With the market’s so-called fear index trading at unseasonable lows, investors may be tempted to settle in for a quiet vacation. Don’t count on it.
For investors who closely monitor the VIX, which measures market volatility and is sometimes referred to as the “fear index,” recent readings may suggest it’s time to book that quiet summer vacation.
Naturally, if you watch the VIX that closely, you also probably suspect that its current lows are unsustainable. Something’s gotta give, even if you don’t know what it will be, or when it will hit.
Heading into the summer, a number of events may yet push market volatility higher.
After all, we’ve been here before. Remember how the euro crisis escalated in 2012, or when bond markets threw a taper tantrum in 2013, or when China’s central bank rejigged its renminbi regime in 2015? It’s precisely in times like these—during the lull—when investors should assess the risk of more turbulent markets to come.

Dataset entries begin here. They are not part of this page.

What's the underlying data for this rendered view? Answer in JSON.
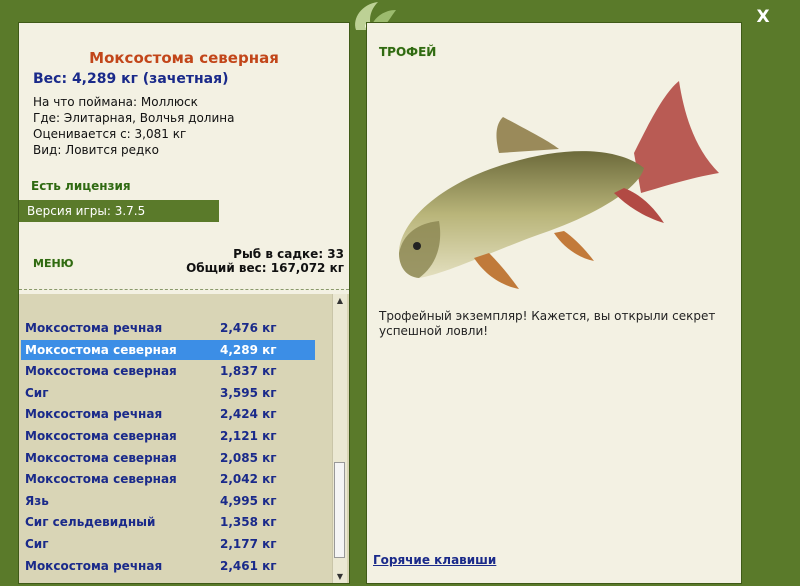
{
  "window": {
    "close_label": "X"
  },
  "left": {
    "fish_title": "Моксостома северная",
    "weight": "Вес: 4,289 кг (зачетная)",
    "caught_on": "На что поймана: Моллюск",
    "location": "Где: Элитарная, Волчья долина",
    "estimated": "Оценивается с: 3,081 кг",
    "kind": "Вид: Ловится редко",
    "license": "Есть лицензия",
    "version": "Версия игры: 3.7.5",
    "menu_label": "МЕНЮ",
    "cage_count": "Рыб в садке: 33",
    "total_weight": "Общий вес: 167,072 кг"
  },
  "catch_list": [
    {
      "name": "Моксостома речная",
      "weight": "2,476 кг"
    },
    {
      "name": "Моксостома северная",
      "weight": "4,289 кг",
      "selected": true
    },
    {
      "name": "Моксостома северная",
      "weight": "1,837 кг"
    },
    {
      "name": "Сиг",
      "weight": "3,595 кг"
    },
    {
      "name": "Моксостома речная",
      "weight": "2,424 кг"
    },
    {
      "name": "Моксостома северная",
      "weight": "2,121 кг"
    },
    {
      "name": "Моксостома северная",
      "weight": "2,085 кг"
    },
    {
      "name": "Моксостома северная",
      "weight": "2,042 кг"
    },
    {
      "name": "Язь",
      "weight": "4,995 кг"
    },
    {
      "name": "Сиг сельдевидный",
      "weight": "1,358 кг"
    },
    {
      "name": "Сиг",
      "weight": "2,177 кг"
    },
    {
      "name": "Моксостома речная",
      "weight": "2,461 кг"
    }
  ],
  "right": {
    "trophy_label": "ТРОФЕЙ",
    "trophy_text": "Трофейный экземпляр! Кажется, вы открыли секрет успешной ловли!",
    "hotkeys_label": "Горячие клавиши"
  },
  "colors": {
    "frame": "#5a7a2a",
    "panel": "#f3f1e3",
    "title": "#c2461a",
    "link": "#1a2a8a",
    "selected_row": "#3c8ee6",
    "list_bg": "#d9d5b6"
  },
  "icons": {
    "close": "close-icon",
    "logo": "leaf-logo-icon",
    "fish": "fish-image"
  }
}
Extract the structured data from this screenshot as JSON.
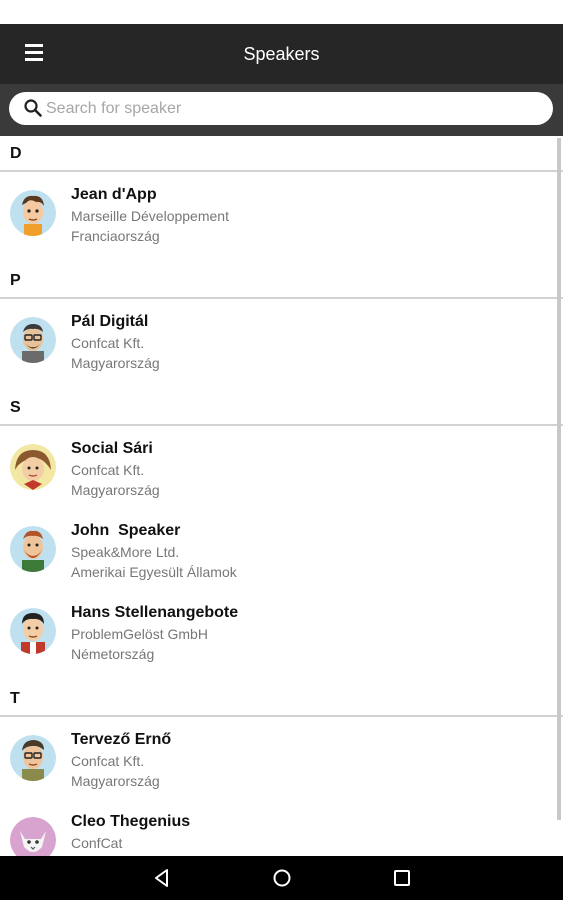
{
  "app": {
    "title": "Speakers"
  },
  "search": {
    "placeholder": "Search for speaker",
    "value": ""
  },
  "icons": {
    "menu": "menu-icon",
    "search": "search-icon",
    "back": "back-icon",
    "home": "home-icon",
    "recents": "recents-icon"
  },
  "colors": {
    "appbar": "#262626",
    "searchbar": "#3a3a3a",
    "navbar": "#000000",
    "divider": "#d2d2d2"
  },
  "sections": [
    {
      "letter": "D",
      "speakers": [
        {
          "name": "Jean d'App",
          "company": "Marseille Développement",
          "country": "Franciaország"
        }
      ]
    },
    {
      "letter": "P",
      "speakers": [
        {
          "name": "Pál Digitál",
          "company": "Confcat Kft.",
          "country": "Magyarország"
        }
      ]
    },
    {
      "letter": "S",
      "speakers": [
        {
          "name": "Social Sári",
          "company": "Confcat Kft.",
          "country": "Magyarország"
        },
        {
          "name": "John  Speaker",
          "company": "Speak&More Ltd.",
          "country": "Amerikai Egyesült Államok"
        },
        {
          "name": "Hans Stellenangebote",
          "company": "ProblemGelöst GmbH",
          "country": "Németország"
        }
      ]
    },
    {
      "letter": "T",
      "speakers": [
        {
          "name": "Tervező Ernő",
          "company": "Confcat Kft.",
          "country": "Magyarország"
        },
        {
          "name": "Cleo Thegenius",
          "company": "ConfCat",
          "country": ""
        }
      ]
    }
  ]
}
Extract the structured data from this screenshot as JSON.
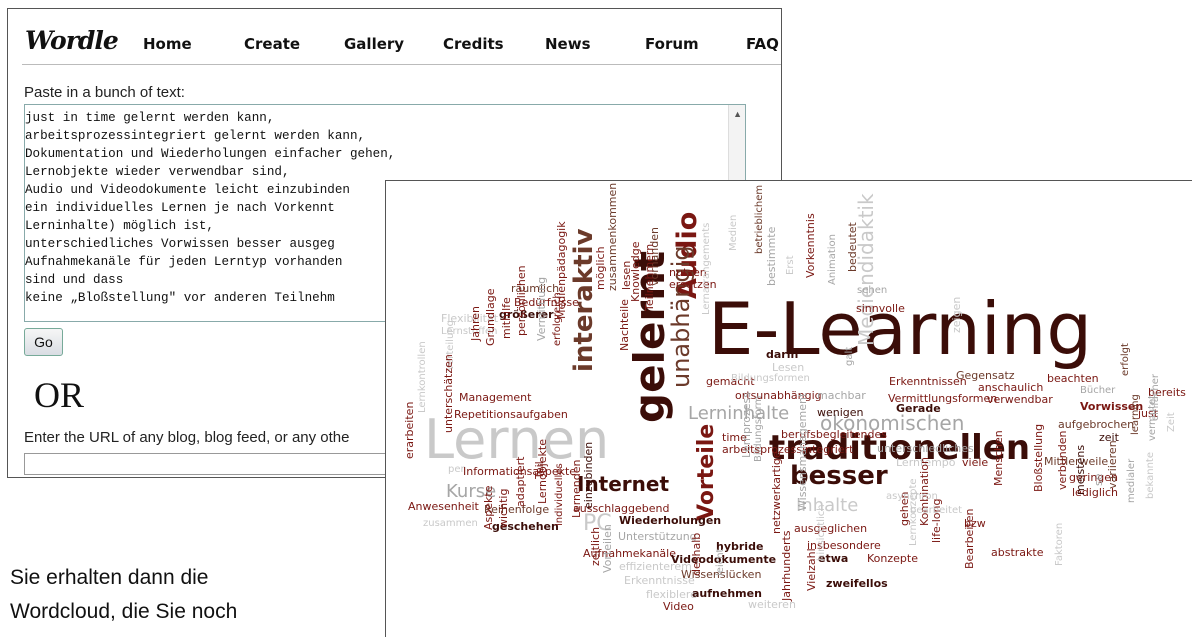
{
  "wordle": {
    "logo": "Wordle",
    "nav": [
      "Home",
      "Create",
      "Gallery",
      "Credits",
      "News",
      "Forum",
      "FAQ"
    ],
    "paste_label": "Paste in a bunch of text:",
    "text_lines": [
      "just in time gelernt werden kann,",
      "arbeitsprozessintegriert gelernt werden kann,",
      "Dokumentation und Wiederholungen einfacher gehen,",
      "Lernobjekte wieder verwendbar sind,",
      "Audio und Videodokumente leicht einzubinden",
      "ein individuelles Lernen je nach Vorkennt",
      "Lerninhalte) möglich ist,",
      "unterschiedliches Vorwissen besser ausgeg",
      "Aufnahmekanäle für jeden Lerntyp vorhanden",
      "sind und dass",
      "keine „Bloßstellung\" vor anderen Teilnehm"
    ],
    "go_label": "Go",
    "or_label": "OR",
    "url_label": "Enter the URL of any blog, blog feed, or any othe"
  },
  "caption": {
    "line1": "Sie erhalten dann die",
    "line2": "Wordcloud, die Sie noch"
  },
  "colors": {
    "dark": "#3b0d08",
    "red": "#7a1712",
    "brown": "#6b3a2a",
    "gray": "#a6a6a6",
    "light": "#c9c9c9"
  },
  "cloud": {
    "words": [
      {
        "text": "E-Learning",
        "c": "dark"
      },
      {
        "text": "Lernen",
        "c": "light"
      },
      {
        "text": "traditionellen",
        "c": "dark"
      },
      {
        "text": "gelernt",
        "c": "dark"
      },
      {
        "text": "Audio",
        "c": "red"
      },
      {
        "text": "unabhängig",
        "c": "brown"
      },
      {
        "text": "interaktiv",
        "c": "brown"
      },
      {
        "text": "Vorteile",
        "c": "red"
      },
      {
        "text": "Internet",
        "c": "dark"
      },
      {
        "text": "besser",
        "c": "dark"
      },
      {
        "text": "Kurse",
        "c": "gray"
      },
      {
        "text": "Inhalte",
        "c": "light"
      },
      {
        "text": "ökonomischen",
        "c": "gray"
      },
      {
        "text": "Mediendidaktik",
        "c": "light"
      },
      {
        "text": "Lerninhalte",
        "c": "gray"
      },
      {
        "text": "PC",
        "c": "light"
      },
      {
        "text": "räumlich",
        "c": "brown"
      },
      {
        "text": "Bedürfnisse",
        "c": "red"
      },
      {
        "text": "möglich",
        "c": "red"
      },
      {
        "text": "lesen",
        "c": "red"
      },
      {
        "text": "vorhanden",
        "c": "brown"
      },
      {
        "text": "nutzen",
        "c": "red"
      },
      {
        "text": "ersetzen",
        "c": "red"
      },
      {
        "text": "Medien",
        "c": "light"
      },
      {
        "text": "betrieblichem",
        "c": "brown"
      },
      {
        "text": "Erst",
        "c": "light"
      },
      {
        "text": "bestimmte",
        "c": "gray"
      },
      {
        "text": "Vorkenntnis",
        "c": "red"
      },
      {
        "text": "Animation",
        "c": "gray"
      },
      {
        "text": "bedeutet",
        "c": "brown"
      },
      {
        "text": "sehen",
        "c": "gray"
      },
      {
        "text": "sinnvolle",
        "c": "red"
      },
      {
        "text": "Flexibilität",
        "c": "light"
      },
      {
        "text": "größerer",
        "c": "dark"
      },
      {
        "text": "Lernstoffen",
        "c": "light"
      },
      {
        "text": "Medienpädagogik",
        "c": "red"
      },
      {
        "text": "zusammenkommen",
        "c": "brown"
      },
      {
        "text": "Knowledge",
        "c": "red"
      },
      {
        "text": "Nachteile",
        "c": "red"
      },
      {
        "text": "Teilnehmern",
        "c": "red"
      },
      {
        "text": "Lernarrangements",
        "c": "light"
      },
      {
        "text": "darin",
        "c": "dark"
      },
      {
        "text": "Lesen",
        "c": "light"
      },
      {
        "text": "gemacht",
        "c": "red"
      },
      {
        "text": "Bildungsformen",
        "c": "light"
      },
      {
        "text": "ortsunabhängig",
        "c": "red"
      },
      {
        "text": "machbar",
        "c": "gray"
      },
      {
        "text": "galt",
        "c": "gray"
      },
      {
        "text": "wenigen",
        "c": "dark"
      },
      {
        "text": "zeigen",
        "c": "light"
      },
      {
        "text": "Erkenntnissen",
        "c": "red"
      },
      {
        "text": "Gegensatz",
        "c": "brown"
      },
      {
        "text": "beachten",
        "c": "red"
      },
      {
        "text": "anschaulich",
        "c": "red"
      },
      {
        "text": "Bücher",
        "c": "gray"
      },
      {
        "text": "erfolgt",
        "c": "brown"
      },
      {
        "text": "Vermittlungsformen",
        "c": "red"
      },
      {
        "text": "verwendbar",
        "c": "red"
      },
      {
        "text": "bereits",
        "c": "red"
      },
      {
        "text": "Vorwissen",
        "c": "red"
      },
      {
        "text": "just",
        "c": "red"
      },
      {
        "text": "Gerade",
        "c": "dark"
      },
      {
        "text": "Jahren",
        "c": "red"
      },
      {
        "text": "Grundlage",
        "c": "red"
      },
      {
        "text": "mithilfe",
        "c": "red"
      },
      {
        "text": "persönlichen",
        "c": "red"
      },
      {
        "text": "Vermittlung",
        "c": "gray"
      },
      {
        "text": "erfolgreich",
        "c": "red"
      },
      {
        "text": "Management",
        "c": "red"
      },
      {
        "text": "Repetitionsaufgaben",
        "c": "red"
      },
      {
        "text": "Verteilung",
        "c": "light"
      },
      {
        "text": "unterschätzen",
        "c": "red"
      },
      {
        "text": "time",
        "c": "red"
      },
      {
        "text": "berufsbegleitendes",
        "c": "red"
      },
      {
        "text": "arbeitsprozessintegriert",
        "c": "red"
      },
      {
        "text": "aufgebrochen",
        "c": "brown"
      },
      {
        "text": "zeit",
        "c": "dark"
      },
      {
        "text": "Zeit",
        "c": "light"
      },
      {
        "text": "einfacher",
        "c": "gray"
      },
      {
        "text": "learning",
        "c": "brown"
      },
      {
        "text": "Lernkontrollen",
        "c": "light"
      },
      {
        "text": "erarbeiten",
        "c": "red"
      },
      {
        "text": "per",
        "c": "light"
      },
      {
        "text": "Informationsaspekte",
        "c": "red"
      },
      {
        "text": "Teil",
        "c": "red"
      },
      {
        "text": "Reihenfolge",
        "c": "brown"
      },
      {
        "text": "Anwesenheit",
        "c": "red"
      },
      {
        "text": "ausschlaggebend",
        "c": "red"
      },
      {
        "text": "Lernprozess",
        "c": "gray"
      },
      {
        "text": "Bildungsform",
        "c": "gray"
      },
      {
        "text": "unterschiedliches",
        "c": "gray"
      },
      {
        "text": "Lerntempo",
        "c": "light"
      },
      {
        "text": "viele",
        "c": "red"
      },
      {
        "text": "Mittlerweile",
        "c": "brown"
      },
      {
        "text": "geringen",
        "c": "red"
      },
      {
        "text": "lediglich",
        "c": "red"
      },
      {
        "text": "vermutet",
        "c": "gray"
      },
      {
        "text": "zusammen",
        "c": "light"
      },
      {
        "text": "geschehen",
        "c": "dark"
      },
      {
        "text": "Wiederholungen",
        "c": "dark"
      },
      {
        "text": "Unterstützung",
        "c": "gray"
      },
      {
        "text": "ausgeglichen",
        "c": "red"
      },
      {
        "text": "insbesondere",
        "c": "red"
      },
      {
        "text": "etwa",
        "c": "dark"
      },
      {
        "text": "Konzepte",
        "c": "red"
      },
      {
        "text": "abstrakte",
        "c": "red"
      },
      {
        "text": "Aspekte",
        "c": "red"
      },
      {
        "text": "wichtig",
        "c": "red"
      },
      {
        "text": "adaptiert",
        "c": "red"
      },
      {
        "text": "Lernobjekte",
        "c": "red"
      },
      {
        "text": "individuelles",
        "c": "red"
      },
      {
        "text": "Lernenden",
        "c": "red"
      },
      {
        "text": "einzubinden",
        "c": "dark"
      },
      {
        "text": "Aufnahmekanäle",
        "c": "red"
      },
      {
        "text": "effizienterem",
        "c": "light"
      },
      {
        "text": "Erkenntnisse",
        "c": "light"
      },
      {
        "text": "flexiblere",
        "c": "light"
      },
      {
        "text": "Videodokumente",
        "c": "dark"
      },
      {
        "text": "hybride",
        "c": "dark"
      },
      {
        "text": "Wissenslücken",
        "c": "brown"
      },
      {
        "text": "aufnehmen",
        "c": "dark"
      },
      {
        "text": "weiteren",
        "c": "light"
      },
      {
        "text": "Video",
        "c": "red"
      },
      {
        "text": "zeitlich",
        "c": "red"
      },
      {
        "text": "Vorteilen",
        "c": "gray"
      },
      {
        "text": "deshalb",
        "c": "red"
      },
      {
        "text": "leicht",
        "c": "gray"
      },
      {
        "text": "netzwerkartige",
        "c": "red"
      },
      {
        "text": "Wissensmanagement",
        "c": "gray"
      },
      {
        "text": "Jahrhunderts",
        "c": "red"
      },
      {
        "text": "Vielzahl",
        "c": "red"
      },
      {
        "text": "hinsichtlich",
        "c": "light"
      },
      {
        "text": "zweifellos",
        "c": "dark"
      },
      {
        "text": "gehen",
        "c": "red"
      },
      {
        "text": "Kombination",
        "c": "red"
      },
      {
        "text": "life-long",
        "c": "red"
      },
      {
        "text": "Bearbeiten",
        "c": "red"
      },
      {
        "text": "asynchron",
        "c": "light"
      },
      {
        "text": "bearbeitet",
        "c": "light"
      },
      {
        "text": "bzw",
        "c": "red"
      },
      {
        "text": "Lernkonzepte",
        "c": "light"
      },
      {
        "text": "Menschen",
        "c": "red"
      },
      {
        "text": "Bloßstellung",
        "c": "red"
      },
      {
        "text": "Faktoren",
        "c": "light"
      },
      {
        "text": "verbunden",
        "c": "red"
      },
      {
        "text": "meistens",
        "c": "dark"
      },
      {
        "text": "se",
        "c": "gray"
      },
      {
        "text": "variieren",
        "c": "brown"
      },
      {
        "text": "medialer",
        "c": "gray"
      },
      {
        "text": "bekannte",
        "c": "light"
      }
    ]
  }
}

For now, a strong earnings season on both sides of the Atlantic has left equity markets feeling reassured that investors and stock markets aren’t disconnected from fundamental reality. Meanwhile, on the policy front, central banks seem to be proceeding cautiously and communicating clearly. This has meant a gradual tightening policy at the Federal Reserve, and maintaining an expansionary stance at the European Central Bank.
What could go wrong?
As it turns out, heading into the summer, a number of events may yet push market volatility higher. For starters, both the Fed and ECB could still surprise markets at their respective June meetings. While a Fed rate increase and an ECB hold are considered highly likely, unexpected shifts in forward guidance, especially on balance-sheet policies, are a risk. A shrinking Fed balance sheet means weaker market technicals and smaller shock absorbers. Meanwhile, our U.S. fixed-income strategists highlight that both mortgage-backed securities and Treasuries will experience a sizeable swing in new issuance into positive territory next year.
Internationally, a set of factors, ranging from a further material decline in oil and commodity prices, an unexpected surge of protectionist policy measures, a sharp escalation in geopolitical tensions, or concerns about policy over-tightening in China, could reduce global risk appetite.
Equally, any indication that U.S. economic growth has failed to gain momentum in the second quarter would likely rattle markets. Indeed, a plunge in our real-time big-data activity indicator in the U.S. hints at a possible softening in second-quarter GDP tracking estimates. That could challenge the conjecture that the subdued hard data would eventually catch up with the relatively elevated soft surveys of consumer and business sentiment.
Against this backdrop, and with less liquid market conditions over the summer in mind, our cross-asset strategists looked at the implications of the VIX temporarily falling below 10. They argue that such historically low volatility—while in sync with other risk and volatility metrics—is unlikely to be sustained. Looking at historical market performance, they found that equities usually do okay in the wake of such low VIX readings and often only experience modest declines.
They also note that such low-volatility periods have persisted for at least two to three months, in the current context, just in time for the summer vacation season in many countries, which is why investors might want to hedge against unexpected market moves before they head off for their holidays.